### WHAT THE TASK ASKS
Each entry that appears below should be restated word for word.

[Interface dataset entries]
++++++++++

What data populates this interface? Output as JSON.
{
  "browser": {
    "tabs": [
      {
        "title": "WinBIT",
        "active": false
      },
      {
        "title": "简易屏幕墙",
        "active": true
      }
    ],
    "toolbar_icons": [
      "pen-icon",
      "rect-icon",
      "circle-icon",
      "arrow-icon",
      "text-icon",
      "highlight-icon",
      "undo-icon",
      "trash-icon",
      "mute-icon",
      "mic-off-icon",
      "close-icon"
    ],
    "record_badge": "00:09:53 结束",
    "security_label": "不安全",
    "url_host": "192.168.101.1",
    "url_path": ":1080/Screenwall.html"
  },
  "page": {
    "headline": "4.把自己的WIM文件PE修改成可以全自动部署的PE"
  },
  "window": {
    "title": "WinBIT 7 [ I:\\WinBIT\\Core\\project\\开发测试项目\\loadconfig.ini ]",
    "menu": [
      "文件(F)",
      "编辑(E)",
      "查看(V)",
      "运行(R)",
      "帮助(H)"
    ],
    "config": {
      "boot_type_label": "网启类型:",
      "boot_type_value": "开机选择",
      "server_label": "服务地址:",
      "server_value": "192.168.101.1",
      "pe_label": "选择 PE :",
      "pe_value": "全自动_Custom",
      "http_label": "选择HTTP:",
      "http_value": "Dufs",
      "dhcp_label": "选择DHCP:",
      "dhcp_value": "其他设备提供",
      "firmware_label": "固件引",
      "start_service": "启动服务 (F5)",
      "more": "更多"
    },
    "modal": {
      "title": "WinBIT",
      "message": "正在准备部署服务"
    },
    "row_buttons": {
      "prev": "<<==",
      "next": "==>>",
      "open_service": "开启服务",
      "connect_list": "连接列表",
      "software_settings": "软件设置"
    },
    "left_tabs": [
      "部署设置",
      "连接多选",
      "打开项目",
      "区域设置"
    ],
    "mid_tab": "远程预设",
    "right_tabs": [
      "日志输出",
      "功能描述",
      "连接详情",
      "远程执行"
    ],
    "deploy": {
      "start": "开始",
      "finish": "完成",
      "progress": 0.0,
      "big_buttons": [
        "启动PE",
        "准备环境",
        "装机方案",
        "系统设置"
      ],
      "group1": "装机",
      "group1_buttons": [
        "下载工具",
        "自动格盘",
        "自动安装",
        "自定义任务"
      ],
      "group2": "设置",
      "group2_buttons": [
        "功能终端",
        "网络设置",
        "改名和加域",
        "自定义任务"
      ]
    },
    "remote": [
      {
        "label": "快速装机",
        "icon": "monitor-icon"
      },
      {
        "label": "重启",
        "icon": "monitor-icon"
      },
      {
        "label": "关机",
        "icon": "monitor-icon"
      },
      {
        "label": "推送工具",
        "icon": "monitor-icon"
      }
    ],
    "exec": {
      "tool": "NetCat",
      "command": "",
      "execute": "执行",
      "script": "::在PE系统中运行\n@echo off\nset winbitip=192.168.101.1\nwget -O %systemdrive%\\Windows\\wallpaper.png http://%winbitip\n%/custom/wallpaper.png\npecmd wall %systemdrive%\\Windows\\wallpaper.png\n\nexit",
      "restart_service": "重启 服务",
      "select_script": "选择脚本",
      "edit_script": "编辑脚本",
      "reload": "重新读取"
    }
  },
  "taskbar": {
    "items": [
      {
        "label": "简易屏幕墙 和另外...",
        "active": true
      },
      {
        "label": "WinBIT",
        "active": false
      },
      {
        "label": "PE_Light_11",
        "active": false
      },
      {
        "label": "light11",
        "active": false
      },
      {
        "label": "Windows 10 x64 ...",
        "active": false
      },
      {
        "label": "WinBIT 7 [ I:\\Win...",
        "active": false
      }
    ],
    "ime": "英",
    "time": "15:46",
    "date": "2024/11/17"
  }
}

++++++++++

### PROBLEM SOLUTION
What data populates this interface? Output as JSON.
{
  "browser": {
    "tabs": [
      {
        "title": "WinBIT",
        "active": false
      },
      {
        "title": "简易屏幕墙",
        "active": true
      }
    ],
    "toolbar_icons": [
      "pen-icon",
      "rect-icon",
      "circle-icon",
      "arrow-icon",
      "text-icon",
      "highlight-icon",
      "undo-icon",
      "trash-icon",
      "mute-icon",
      "mic-off-icon",
      "close-icon"
    ],
    "record_badge": "00:09:53 结束",
    "security_label": "不安全",
    "url_host": "192.168.101.1",
    "url_path": ":1080/Screenwall.html"
  },
  "page": {
    "headline": "4.把自己的WIM文件PE修改成可以全自动部署的PE"
  },
  "window": {
    "title": "WinBIT 7 [ I:\\WinBIT\\Core\\project\\开发测试项目\\loadconfig.ini ]",
    "menu": [
      "文件(F)",
      "编辑(E)",
      "查看(V)",
      "运行(R)",
      "帮助(H)"
    ],
    "config": {
      "boot_type_label": "网启类型:",
      "boot_type_value": "开机选择",
      "server_label": "服务地址:",
      "server_value": "192.168.101.1",
      "pe_label": "选择 PE :",
      "pe_value": "全自动_Custom",
      "http_label": "选择HTTP:",
      "http_value": "Dufs",
      "dhcp_label": "选择DHCP:",
      "dhcp_value": "其他设备提供",
      "firmware_label": "固件引",
      "start_service": "启动服务 (F5)",
      "more": "更多"
    },
    "modal": {
      "title": "WinBIT",
      "message": "正在准备部署服务"
    },
    "row_buttons": {
      "prev": "<<==",
      "next": "==>>",
      "open_service": "开启服务",
      "connect_list": "连接列表",
      "software_settings": "软件设置"
    },
    "left_tabs": [
      "部署设置",
      "连接多选",
      "打开项目",
      "区域设置"
    ],
    "mid_tab": "远程预设",
    "right_tabs": [
      "日志输出",
      "功能描述",
      "连接详情",
      "远程执行"
    ],
    "deploy": {
      "start": "开始",
      "finish": "完成",
      "progress": 0.0,
      "big_buttons": [
        "启动PE",
        "准备环境",
        "装机方案",
        "系统设置"
      ],
      "group1": "装机",
      "group1_buttons": [
        "下载工具",
        "自动格盘",
        "自动安装",
        "自定义任务"
      ],
      "group2": "设置",
      "group2_buttons": [
        "功能终端",
        "网络设置",
        "改名和加域",
        "自定义任务"
      ]
    },
    "remote": [
      {
        "label": "快速装机",
        "icon": "monitor-icon"
      },
      {
        "label": "重启",
        "icon": "monitor-icon"
      },
      {
        "label": "关机",
        "icon": "monitor-icon"
      },
      {
        "label": "推送工具",
        "icon": "monitor-icon"
      }
    ],
    "exec": {
      "tool": "NetCat",
      "command": "",
      "execute": "执行",
      "script": "::在PE系统中运行\n@echo off\nset winbitip=192.168.101.1\nwget -O %systemdrive%\\Windows\\wallpaper.png http://%winbitip\n%/custom/wallpaper.png\npecmd wall %systemdrive%\\Windows\\wallpaper.png\n\nexit",
      "restart_service": "重启 服务",
      "select_script": "选择脚本",
      "edit_script": "编辑脚本",
      "reload": "重新读取"
    }
  },
  "taskbar": {
    "items": [
      {
        "label": "简易屏幕墙 和另外...",
        "active": true
      },
      {
        "label": "WinBIT",
        "active": false
      },
      {
        "label": "PE_Light_11",
        "active": false
      },
      {
        "label": "light11",
        "active": false
      },
      {
        "label": "Windows 10 x64 ...",
        "active": false
      },
      {
        "label": "WinBIT 7 [ I:\\Win...",
        "active": false
      }
    ],
    "ime": "英",
    "time": "15:46",
    "date": "2024/11/17"
  }
}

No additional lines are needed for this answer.